There is a very good single-disc Talking Heads hits package available, Rhino’s 2004 package The Very Best of Talking Heads, that covers all the bases and doesn’t leave out anything especially critical (though it would have been nice to have “I Zimbra” from Fear of Music and “Slippery People” from Speaking in Tongues here as well), but if you want to go bigger, the band also has an excellent double-disc anthology,1992’s Sand in the Vaseline: Popular Favorites 1976-1992, that also includes three new previously-unreleased tracks, including the excellent Naked outtake “Lifetime Piling Up.” Avoid the clunky boxed set Once in a Lifetime, which has a great selection of songs and refreshingly remastered sound but suffers from some really awkward and ill-conceived packaging.

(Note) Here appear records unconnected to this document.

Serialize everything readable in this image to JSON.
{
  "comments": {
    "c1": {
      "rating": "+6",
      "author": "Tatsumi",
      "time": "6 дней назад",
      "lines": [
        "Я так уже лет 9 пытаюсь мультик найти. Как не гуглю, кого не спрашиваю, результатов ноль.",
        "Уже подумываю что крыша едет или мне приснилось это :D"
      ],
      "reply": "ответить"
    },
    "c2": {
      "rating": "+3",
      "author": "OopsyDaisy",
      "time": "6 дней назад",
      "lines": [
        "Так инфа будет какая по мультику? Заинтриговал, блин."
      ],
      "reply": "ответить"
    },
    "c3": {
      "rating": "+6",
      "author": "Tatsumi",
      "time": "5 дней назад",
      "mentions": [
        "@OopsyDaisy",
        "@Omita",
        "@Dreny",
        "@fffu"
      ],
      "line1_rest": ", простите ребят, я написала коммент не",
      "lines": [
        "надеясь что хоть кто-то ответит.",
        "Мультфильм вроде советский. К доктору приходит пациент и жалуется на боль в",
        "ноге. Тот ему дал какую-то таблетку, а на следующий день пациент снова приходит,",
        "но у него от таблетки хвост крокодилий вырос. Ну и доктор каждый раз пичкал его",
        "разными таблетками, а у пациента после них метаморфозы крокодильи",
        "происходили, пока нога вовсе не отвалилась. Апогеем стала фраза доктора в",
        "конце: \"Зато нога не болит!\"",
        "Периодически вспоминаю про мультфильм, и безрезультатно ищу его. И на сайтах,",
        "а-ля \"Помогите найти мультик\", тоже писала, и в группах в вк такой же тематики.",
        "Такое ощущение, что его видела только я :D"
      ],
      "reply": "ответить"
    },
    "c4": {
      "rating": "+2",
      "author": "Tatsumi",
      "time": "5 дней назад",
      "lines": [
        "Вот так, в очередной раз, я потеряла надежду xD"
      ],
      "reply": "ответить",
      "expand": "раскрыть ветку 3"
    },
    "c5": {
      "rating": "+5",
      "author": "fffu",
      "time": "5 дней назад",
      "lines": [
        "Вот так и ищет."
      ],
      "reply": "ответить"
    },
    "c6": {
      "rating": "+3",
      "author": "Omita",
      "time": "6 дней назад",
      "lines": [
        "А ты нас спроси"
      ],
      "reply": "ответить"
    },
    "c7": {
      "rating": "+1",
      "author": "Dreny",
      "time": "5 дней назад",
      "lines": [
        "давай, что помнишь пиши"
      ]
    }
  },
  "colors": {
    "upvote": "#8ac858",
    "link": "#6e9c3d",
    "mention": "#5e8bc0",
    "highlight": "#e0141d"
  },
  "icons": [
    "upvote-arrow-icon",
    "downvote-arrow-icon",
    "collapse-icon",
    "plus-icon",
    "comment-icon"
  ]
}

While the 1982 double-disc The Name of This Band Is Talking Heads offers a more extensive selection of songs and creatively captures the band at several different stages between 1977 and 1981, the definitive Talking Heads live album is most definitely 1984’s Stop Making Sense, a soundtrack to the Jonathan Demme-directed concert film of the same name. The disc showcases the band playing with an expanded lineup featuring Bernie Worrell from the Parliament/Funkadelic family and Alex Weir from the Brothers Johnson’s band and has some incredible performances. “Psycho Killer” is re-arranged completely, reworked as a stark near-unplugged number with just Byrne’s acoustic guitar and a drum machine for accompaniment, while “Slippery People” is sped up from its studio version to great effect, the live version presented here easily packing more punch than the version presented on Speaking in Tongues. “Once in a Lifetime” is similarly sped up and has more of an R&B/soul flavor in its incarnation here than the more world-music-oriented studio version from Remain in Light, but it works equally well, and the live version became a minor radio hit in its own right and was also used over the opening and closing credits of the movie Down and Out in Beverly Hills. The band also plays Al Green’s “Take Me to the River” at its regular tempo, not the radically slowed-down tempo they employed for the song on More Songs About Building and Food; naturally, it’s quite different this way, but it’s equally effective, and the gospel-infused version here actually may pack more passion and emotion than the version you know from the radio. (The 1999 expanded CD reissue adds seven extra tracks, including a live performance of the dancefloor classic “Genius of Love” by bassist Tina Weymouth and drummer Chris Frantz’s influential side project, Tom Tom Club.) It’s rare that a live album is actually a must-own, but Stop Making Sense is every bit as fantastic as any of the best Talking Heads studio albums.